Free Fox LSAT consultation
If you’re thinking about law school, I can save you a ton of time, money, and headache. The first step is a quick conversation about where you’re at and where you hope to go. Usually, in just a matter of minutes, I can show students a much clearer path toward their law school dream. Stop banging your head against the wall and let me help!
To get the ball rolling, all you have to do is fill out this form. I’ll be delighted to get in touch.
Free practice LSAT tests in San Francisco
Please join my current LSAT students as they sit for a real, timed LSAT test. Afterward, you can ask me (and them!) whatever questions you might have about the LSAT, my classes, and the entire law school admissions process.
All tests located at 345 Stockton Street (Grand Hyatt Hotel), San Francisco.
Space is limited, so sign up now.
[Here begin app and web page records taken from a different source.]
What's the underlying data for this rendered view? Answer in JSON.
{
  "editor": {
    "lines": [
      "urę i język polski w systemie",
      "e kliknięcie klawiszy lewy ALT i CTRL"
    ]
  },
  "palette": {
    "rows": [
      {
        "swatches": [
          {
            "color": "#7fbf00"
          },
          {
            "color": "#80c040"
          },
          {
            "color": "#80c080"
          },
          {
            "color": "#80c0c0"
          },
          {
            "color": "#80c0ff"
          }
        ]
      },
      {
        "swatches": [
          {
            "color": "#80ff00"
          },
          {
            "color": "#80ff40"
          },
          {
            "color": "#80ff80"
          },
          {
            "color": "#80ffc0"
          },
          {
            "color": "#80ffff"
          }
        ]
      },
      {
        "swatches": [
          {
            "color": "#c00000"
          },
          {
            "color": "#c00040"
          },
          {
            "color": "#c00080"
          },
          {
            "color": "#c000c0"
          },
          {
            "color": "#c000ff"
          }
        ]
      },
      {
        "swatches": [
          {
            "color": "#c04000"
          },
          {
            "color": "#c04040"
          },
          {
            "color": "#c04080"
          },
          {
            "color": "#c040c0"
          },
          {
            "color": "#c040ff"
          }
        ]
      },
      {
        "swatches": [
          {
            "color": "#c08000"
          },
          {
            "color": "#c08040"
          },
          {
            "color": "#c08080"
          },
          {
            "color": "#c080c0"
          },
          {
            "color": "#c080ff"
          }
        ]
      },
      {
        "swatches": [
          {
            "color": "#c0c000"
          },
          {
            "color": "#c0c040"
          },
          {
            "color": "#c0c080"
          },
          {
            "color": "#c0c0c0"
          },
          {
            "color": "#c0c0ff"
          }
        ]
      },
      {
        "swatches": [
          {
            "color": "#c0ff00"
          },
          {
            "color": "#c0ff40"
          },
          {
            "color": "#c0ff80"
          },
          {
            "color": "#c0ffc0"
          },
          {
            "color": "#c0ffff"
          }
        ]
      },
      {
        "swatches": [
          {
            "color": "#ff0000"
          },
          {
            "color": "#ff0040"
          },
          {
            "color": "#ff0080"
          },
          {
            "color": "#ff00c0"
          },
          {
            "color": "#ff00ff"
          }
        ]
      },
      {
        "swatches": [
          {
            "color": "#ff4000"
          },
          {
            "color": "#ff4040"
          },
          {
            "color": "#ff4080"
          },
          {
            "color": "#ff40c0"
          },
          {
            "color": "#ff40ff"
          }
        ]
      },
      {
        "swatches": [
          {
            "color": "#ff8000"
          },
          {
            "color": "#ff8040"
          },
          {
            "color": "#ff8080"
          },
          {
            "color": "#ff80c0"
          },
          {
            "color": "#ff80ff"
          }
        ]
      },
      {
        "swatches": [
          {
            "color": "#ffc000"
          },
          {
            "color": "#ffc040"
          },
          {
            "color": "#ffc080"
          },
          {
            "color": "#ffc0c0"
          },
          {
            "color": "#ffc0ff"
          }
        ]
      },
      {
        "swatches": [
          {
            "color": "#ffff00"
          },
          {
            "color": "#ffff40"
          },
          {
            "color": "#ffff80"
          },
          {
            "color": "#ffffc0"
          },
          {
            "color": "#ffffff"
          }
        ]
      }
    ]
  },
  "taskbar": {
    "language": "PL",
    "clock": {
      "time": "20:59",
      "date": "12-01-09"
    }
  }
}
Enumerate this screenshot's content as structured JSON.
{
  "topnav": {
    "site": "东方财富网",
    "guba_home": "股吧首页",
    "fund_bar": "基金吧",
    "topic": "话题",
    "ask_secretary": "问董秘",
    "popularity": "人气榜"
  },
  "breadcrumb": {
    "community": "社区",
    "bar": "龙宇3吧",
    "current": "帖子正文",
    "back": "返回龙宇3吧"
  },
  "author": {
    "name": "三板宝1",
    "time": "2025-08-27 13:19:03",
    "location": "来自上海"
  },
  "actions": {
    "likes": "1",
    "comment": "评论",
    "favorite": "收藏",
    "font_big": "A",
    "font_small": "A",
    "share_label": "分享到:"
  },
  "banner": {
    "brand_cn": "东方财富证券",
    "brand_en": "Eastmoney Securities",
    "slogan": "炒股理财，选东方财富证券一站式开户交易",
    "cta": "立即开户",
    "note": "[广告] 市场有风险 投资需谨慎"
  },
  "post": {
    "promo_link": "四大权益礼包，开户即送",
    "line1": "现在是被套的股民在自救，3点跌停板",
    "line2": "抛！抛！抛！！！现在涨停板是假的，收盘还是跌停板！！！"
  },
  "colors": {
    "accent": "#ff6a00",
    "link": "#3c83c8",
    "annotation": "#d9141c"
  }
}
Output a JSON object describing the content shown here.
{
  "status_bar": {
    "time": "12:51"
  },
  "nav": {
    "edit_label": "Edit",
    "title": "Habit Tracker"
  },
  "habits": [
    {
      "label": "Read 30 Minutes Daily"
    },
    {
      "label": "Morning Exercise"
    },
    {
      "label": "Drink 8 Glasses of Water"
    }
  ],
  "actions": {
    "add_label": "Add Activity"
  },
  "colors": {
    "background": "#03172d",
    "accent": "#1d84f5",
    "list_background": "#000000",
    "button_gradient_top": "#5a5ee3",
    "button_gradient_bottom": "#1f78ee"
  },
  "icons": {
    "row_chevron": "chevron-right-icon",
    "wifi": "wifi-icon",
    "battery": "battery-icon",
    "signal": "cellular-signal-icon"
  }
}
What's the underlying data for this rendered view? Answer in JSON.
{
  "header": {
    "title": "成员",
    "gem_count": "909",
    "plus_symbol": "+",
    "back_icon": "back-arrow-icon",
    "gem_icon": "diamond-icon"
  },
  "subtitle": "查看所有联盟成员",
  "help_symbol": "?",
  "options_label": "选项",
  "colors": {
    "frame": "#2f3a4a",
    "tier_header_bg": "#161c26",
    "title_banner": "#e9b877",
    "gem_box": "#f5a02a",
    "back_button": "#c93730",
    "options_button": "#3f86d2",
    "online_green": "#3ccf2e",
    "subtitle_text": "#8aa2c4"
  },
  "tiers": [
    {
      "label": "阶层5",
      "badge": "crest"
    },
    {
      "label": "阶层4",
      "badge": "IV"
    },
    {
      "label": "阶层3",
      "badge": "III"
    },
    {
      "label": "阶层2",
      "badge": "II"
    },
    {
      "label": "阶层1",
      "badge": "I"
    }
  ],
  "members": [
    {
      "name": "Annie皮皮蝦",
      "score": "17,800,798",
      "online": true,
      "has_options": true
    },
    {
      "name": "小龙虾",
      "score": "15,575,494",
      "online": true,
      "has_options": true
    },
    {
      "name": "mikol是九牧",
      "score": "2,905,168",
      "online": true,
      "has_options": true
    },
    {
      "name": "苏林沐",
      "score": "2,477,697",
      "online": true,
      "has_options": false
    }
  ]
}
Email me, firstname.lastname@example.org, if you have any questions.
Which GPA will law schools look at?
Quick question from one of my readers:
Before I transferred into a 4 year school, my GPA at a community college was 2.5. However, at my 4 year school, my GPA is a 3.6. Which GPA will law schools look at?
The short answer is “neither.” When you apply to law school, you will submit transcripts from both your community college and your 4-year school to the LSAC’s Credential Assembly Service. The LSAC will then aggregate the two. Keep in mind that even if you have only one transcript, your “LSAC GPA” might not match the GPA on your transcript. The LSAC makes some adjustments to certain grades in order to account for things like honors classes, pass-fail classes, and differing school policies on how a class that’s retaken should affect GPA.
Please don’t overthink this. Just go ahead and submit your transcripts to LSAC, and let them do the work of figuring out your official LSAC GPA. There’s not a lot you can do about it anyway, so save the brain cells and get back to studying the LSAT… which is a much more powerful factor than GPA in any case.Read more
Free LSAT Logical Reasoning Class this Saturday
I’m doing another of my free LSAT lessons this Saturday from noon-4 pm at Santa Clara University. The room is Kenna 102, and all materials are provided. Please help spread the word, and I hope to see you there!
Free LSAT class in Berkeley — Wednesday Feb. 19
Next Wednesday, from 7-9 PM, I’ll be teaching a free LSAT class on the campus of UC Berkeley. Everyone is welcome! Many thanks to the Latino Pre-Law Society and the Black Political Law Association.Read more
Should I take the February 2013 LSAT? Or postpone it?
We’re in the homestretch for those planning to take the February 2013 LSAT, and I’m getting lots of inquiries from nervous candidates wondering if they should take the test or postpone it. If you’re preparing properly, it boils down to a fairly easy decision: Are you happy with your practice test scores, or not?Read more
Free LSAT Logic Games boot camp Sunday 1/26
Everybody needs help with the LSAT’s Logic Games; fortunately, it’s the easiest part of the LSAT to learn. On Sunday, January 26 at Santa Clara University I’ll be teaching a *free* three-hour course in Logic Games. Here’s the flyer:
Since there’s no football, why not spend a few hours upping your Game(s)?Read more
Only your highest LSAT score counts
It’s amazing how persistent bad information can be. Hardly a week goes by where I don’t get an email like the following:
I’ve heard from other students that if you take the LSAT more than twice, law schools won’t consider you a candidate. Is that true? I’ve heard from others that they average both of your scores.Read more
Apply to law school for free? Just ask!
Just a quick note from one of my LSAT students who asked for (and received!) several application fee waivers this cycle:
Thanks for the help with my fee waiver memo. I got waivers at Duke, Georgetown, Boston University, Cornell, University of Virginia, American, and Columbia. I also got a few more fee waivers after my LSAT scores posted. Definitely saved me over $1000. Got snubbed by NYU, Fordham, Stanford, UC Berkeley. They all encouraged me to apply for a need based fee waiver through their website.
I got a 150; Should I retake the LSAT?
I get angsty emails each December, as law school prospects decide whether to apply now or retake the LSAT, putting their applications off for another year. Here’s one, from Angela S., a student in my online class:
I got my LSAT score back a few months ago, and I got a disappointing 150. I had been testing between 153-156 steadily and my last test before the big test was a 157! (My starting point had been a 140.) I’ve been having a hard time with deciding to re-take or not. The LSAT bracket I am in is 149-153 for LSAC, and say I retook it and got a 155 or 156, I would only move up one more bracket…. I know there are some schools that I could do really well at, but they would never even look at my application because of my LSAT score.
Short answer: Hell yes, you should retake! Nobody wants to put off law school for another year, but you absolutely should not let one bad day determine the entire course of your professional and financial future.Read more